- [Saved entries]
***

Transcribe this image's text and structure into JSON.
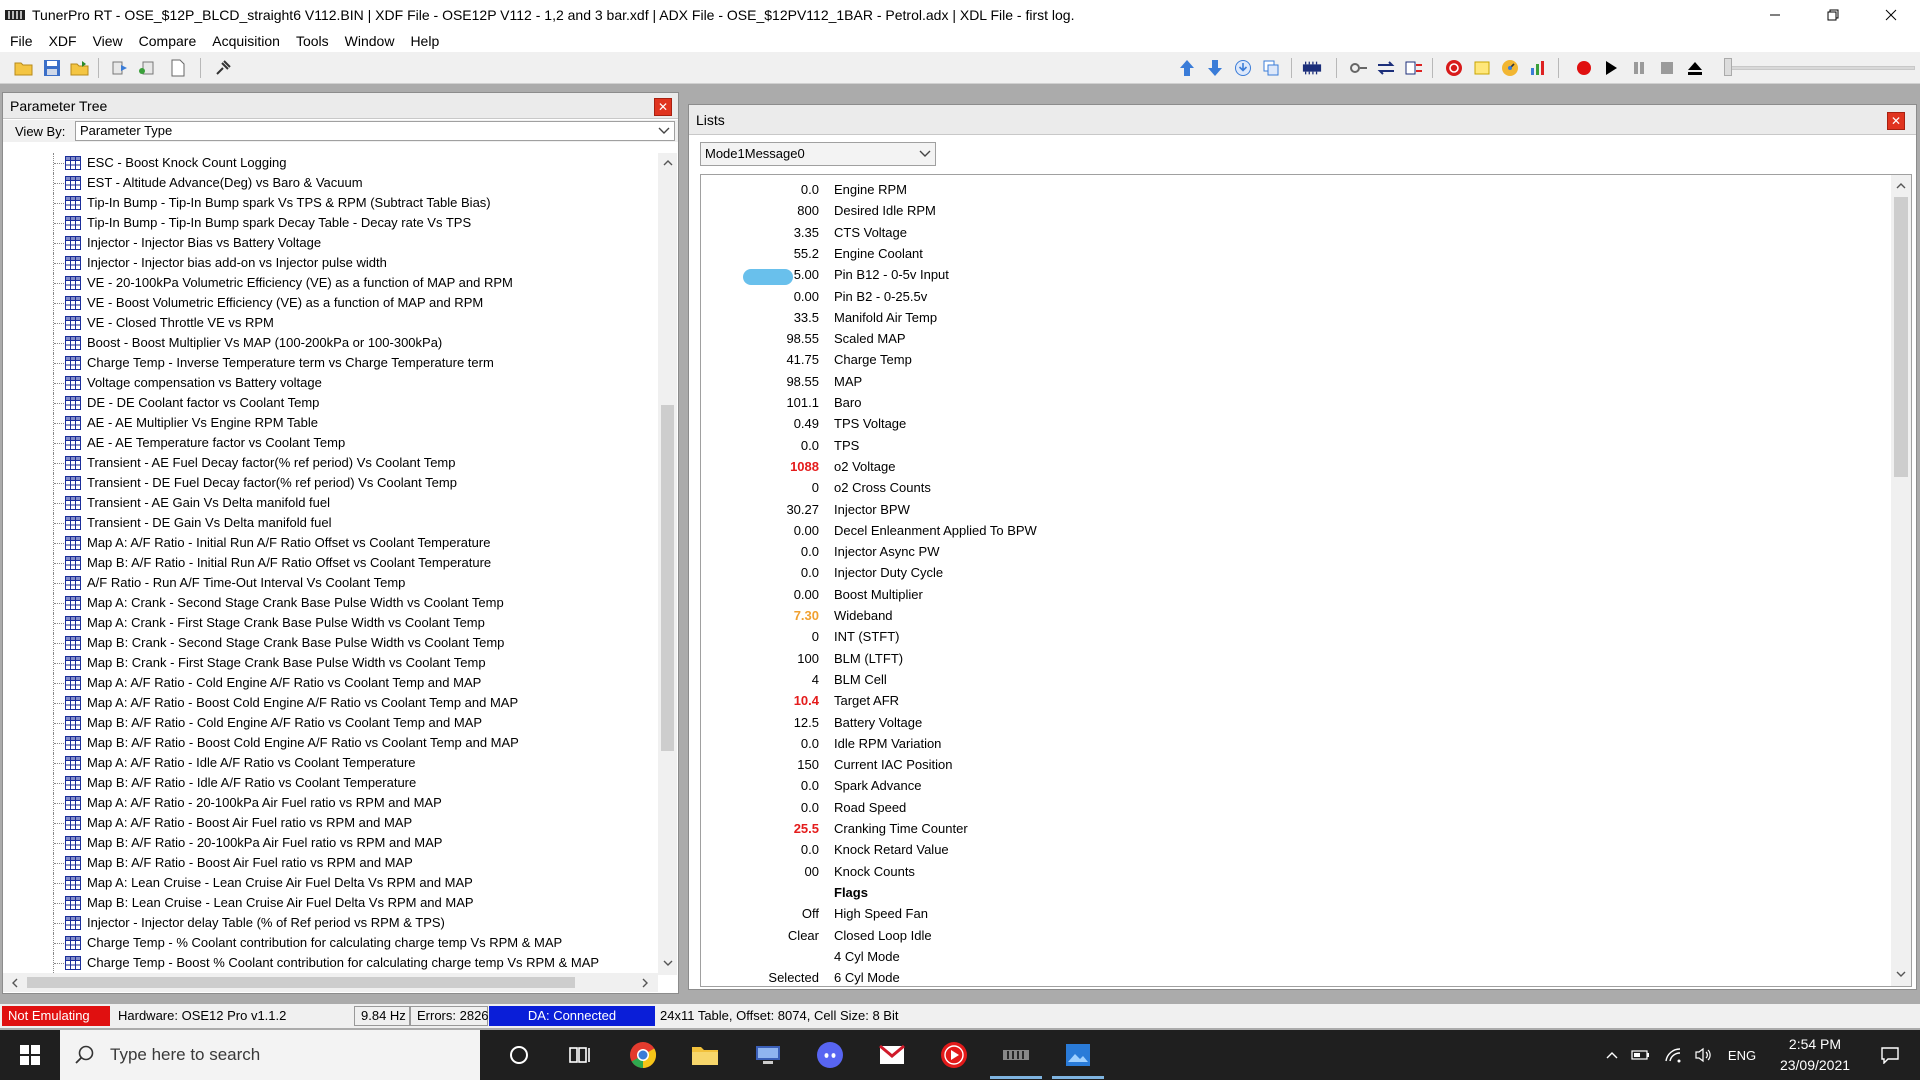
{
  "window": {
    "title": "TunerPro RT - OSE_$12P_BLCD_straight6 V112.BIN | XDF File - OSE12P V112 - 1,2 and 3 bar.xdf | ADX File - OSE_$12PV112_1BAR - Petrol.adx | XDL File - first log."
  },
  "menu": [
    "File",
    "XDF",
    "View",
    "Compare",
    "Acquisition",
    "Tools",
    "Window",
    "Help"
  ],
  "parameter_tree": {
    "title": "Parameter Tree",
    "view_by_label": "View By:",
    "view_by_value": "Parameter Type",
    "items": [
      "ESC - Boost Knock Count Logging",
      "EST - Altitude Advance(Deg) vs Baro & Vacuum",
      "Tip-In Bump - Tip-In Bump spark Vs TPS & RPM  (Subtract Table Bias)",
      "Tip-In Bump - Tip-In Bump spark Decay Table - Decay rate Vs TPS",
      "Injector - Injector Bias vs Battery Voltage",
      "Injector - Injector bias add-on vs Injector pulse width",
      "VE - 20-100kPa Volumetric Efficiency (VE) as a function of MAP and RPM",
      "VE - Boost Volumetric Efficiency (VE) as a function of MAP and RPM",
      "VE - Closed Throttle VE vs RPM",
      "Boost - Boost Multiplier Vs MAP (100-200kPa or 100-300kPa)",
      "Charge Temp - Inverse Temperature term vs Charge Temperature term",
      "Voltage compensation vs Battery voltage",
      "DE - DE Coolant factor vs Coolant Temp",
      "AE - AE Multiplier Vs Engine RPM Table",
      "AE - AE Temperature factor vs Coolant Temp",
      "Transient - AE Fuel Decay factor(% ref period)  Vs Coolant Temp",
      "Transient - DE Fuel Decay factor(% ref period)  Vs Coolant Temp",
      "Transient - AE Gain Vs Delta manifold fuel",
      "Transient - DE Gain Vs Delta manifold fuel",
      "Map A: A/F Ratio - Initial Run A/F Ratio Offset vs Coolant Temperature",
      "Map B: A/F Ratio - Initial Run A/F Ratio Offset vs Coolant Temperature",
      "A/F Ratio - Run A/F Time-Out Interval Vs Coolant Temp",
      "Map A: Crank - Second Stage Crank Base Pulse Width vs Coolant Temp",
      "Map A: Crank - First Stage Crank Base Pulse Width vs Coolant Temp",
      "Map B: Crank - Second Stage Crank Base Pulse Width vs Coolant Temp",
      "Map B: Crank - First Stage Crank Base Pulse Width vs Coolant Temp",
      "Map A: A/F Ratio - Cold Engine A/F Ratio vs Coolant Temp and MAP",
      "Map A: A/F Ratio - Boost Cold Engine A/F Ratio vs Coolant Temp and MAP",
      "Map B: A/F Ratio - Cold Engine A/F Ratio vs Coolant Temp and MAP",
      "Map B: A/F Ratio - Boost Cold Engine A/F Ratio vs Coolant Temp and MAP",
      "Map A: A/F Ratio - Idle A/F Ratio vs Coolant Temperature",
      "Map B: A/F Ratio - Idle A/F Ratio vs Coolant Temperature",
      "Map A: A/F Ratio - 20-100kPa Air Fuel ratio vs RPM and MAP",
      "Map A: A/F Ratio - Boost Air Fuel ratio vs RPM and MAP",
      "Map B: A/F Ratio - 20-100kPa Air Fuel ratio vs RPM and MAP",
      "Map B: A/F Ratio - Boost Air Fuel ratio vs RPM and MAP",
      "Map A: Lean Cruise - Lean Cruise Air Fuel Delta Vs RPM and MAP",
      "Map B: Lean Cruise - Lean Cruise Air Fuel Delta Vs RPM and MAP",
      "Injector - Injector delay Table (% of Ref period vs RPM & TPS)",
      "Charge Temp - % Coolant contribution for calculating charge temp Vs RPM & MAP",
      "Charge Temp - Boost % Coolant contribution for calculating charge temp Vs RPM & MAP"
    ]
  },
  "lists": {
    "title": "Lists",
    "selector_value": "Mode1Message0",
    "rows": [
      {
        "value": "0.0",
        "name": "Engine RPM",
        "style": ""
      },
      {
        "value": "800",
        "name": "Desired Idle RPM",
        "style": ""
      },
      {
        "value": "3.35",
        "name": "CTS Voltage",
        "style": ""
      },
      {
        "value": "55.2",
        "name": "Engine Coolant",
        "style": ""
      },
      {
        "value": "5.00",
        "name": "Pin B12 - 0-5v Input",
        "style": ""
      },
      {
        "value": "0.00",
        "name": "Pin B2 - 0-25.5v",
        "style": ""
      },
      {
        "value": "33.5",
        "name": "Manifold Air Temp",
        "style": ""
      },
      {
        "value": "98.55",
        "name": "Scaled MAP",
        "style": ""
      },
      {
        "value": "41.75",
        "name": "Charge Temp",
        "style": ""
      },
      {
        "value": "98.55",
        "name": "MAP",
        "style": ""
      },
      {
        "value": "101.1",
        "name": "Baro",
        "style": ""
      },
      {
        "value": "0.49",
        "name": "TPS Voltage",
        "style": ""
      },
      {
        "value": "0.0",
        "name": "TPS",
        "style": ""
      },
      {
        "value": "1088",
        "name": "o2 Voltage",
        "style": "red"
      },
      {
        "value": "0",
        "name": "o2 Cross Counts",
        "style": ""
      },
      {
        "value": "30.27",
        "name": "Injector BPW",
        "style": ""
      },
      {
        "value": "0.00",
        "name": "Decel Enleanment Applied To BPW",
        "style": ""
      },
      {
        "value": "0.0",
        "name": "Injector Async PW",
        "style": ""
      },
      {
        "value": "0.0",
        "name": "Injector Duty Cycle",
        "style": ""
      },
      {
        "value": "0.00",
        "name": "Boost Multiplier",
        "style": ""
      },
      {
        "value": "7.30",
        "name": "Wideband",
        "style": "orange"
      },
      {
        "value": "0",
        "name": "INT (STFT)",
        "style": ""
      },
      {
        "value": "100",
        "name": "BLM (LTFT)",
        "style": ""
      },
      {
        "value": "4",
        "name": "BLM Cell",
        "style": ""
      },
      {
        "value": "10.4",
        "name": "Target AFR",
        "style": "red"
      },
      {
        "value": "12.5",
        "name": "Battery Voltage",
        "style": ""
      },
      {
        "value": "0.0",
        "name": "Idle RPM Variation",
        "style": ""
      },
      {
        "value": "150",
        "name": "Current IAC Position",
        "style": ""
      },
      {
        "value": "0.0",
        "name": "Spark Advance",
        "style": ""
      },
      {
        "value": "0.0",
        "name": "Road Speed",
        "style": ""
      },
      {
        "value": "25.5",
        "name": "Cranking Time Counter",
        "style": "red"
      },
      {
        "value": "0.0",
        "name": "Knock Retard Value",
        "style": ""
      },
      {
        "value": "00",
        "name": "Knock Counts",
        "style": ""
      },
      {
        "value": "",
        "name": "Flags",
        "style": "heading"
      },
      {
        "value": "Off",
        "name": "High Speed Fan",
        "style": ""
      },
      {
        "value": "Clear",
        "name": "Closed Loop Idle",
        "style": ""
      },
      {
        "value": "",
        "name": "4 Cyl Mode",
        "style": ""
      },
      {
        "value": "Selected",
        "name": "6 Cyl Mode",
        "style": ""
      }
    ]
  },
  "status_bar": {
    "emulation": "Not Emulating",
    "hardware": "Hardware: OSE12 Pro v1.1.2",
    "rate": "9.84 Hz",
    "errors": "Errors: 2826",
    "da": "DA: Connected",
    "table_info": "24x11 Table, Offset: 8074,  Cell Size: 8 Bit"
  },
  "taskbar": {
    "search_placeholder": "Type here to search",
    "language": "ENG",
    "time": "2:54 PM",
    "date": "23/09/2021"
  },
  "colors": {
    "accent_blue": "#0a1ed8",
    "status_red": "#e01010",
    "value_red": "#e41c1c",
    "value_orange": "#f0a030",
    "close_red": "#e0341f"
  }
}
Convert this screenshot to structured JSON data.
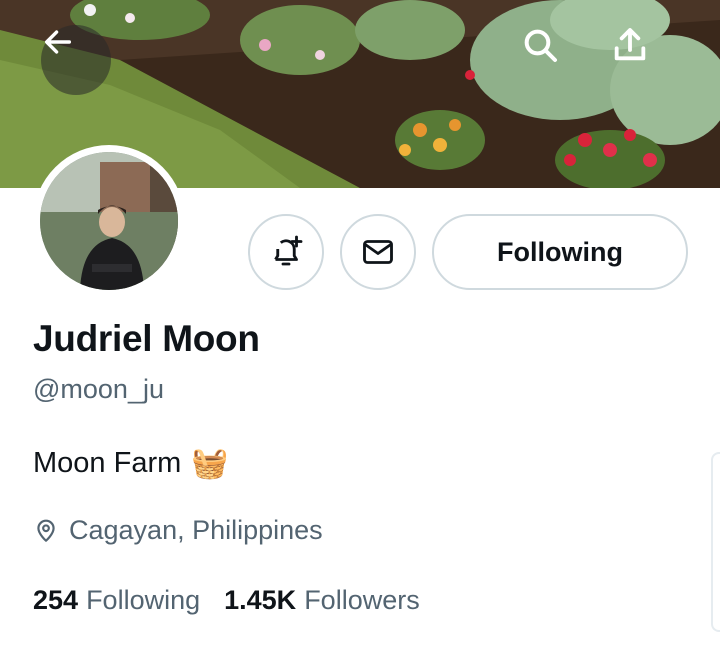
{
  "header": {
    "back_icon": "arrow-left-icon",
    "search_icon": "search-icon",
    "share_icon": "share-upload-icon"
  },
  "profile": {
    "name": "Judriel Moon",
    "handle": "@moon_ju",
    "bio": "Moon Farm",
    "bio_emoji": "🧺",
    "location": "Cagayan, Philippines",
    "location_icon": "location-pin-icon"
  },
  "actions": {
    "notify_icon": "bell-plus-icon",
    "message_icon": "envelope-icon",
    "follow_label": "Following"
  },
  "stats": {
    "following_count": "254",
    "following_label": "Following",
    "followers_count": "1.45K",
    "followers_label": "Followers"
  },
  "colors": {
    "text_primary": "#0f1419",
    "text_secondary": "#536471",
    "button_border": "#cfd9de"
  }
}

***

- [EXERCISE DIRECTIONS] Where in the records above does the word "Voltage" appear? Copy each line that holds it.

- [THE ANSWER]
      "Injector - Injector Bias vs Battery Voltage",
      "Voltage compensation vs Battery voltage",
        "name": "CTS Voltage",
        "name": "TPS Voltage",
        "name": "o2 Voltage",
        "name": "Battery Voltage",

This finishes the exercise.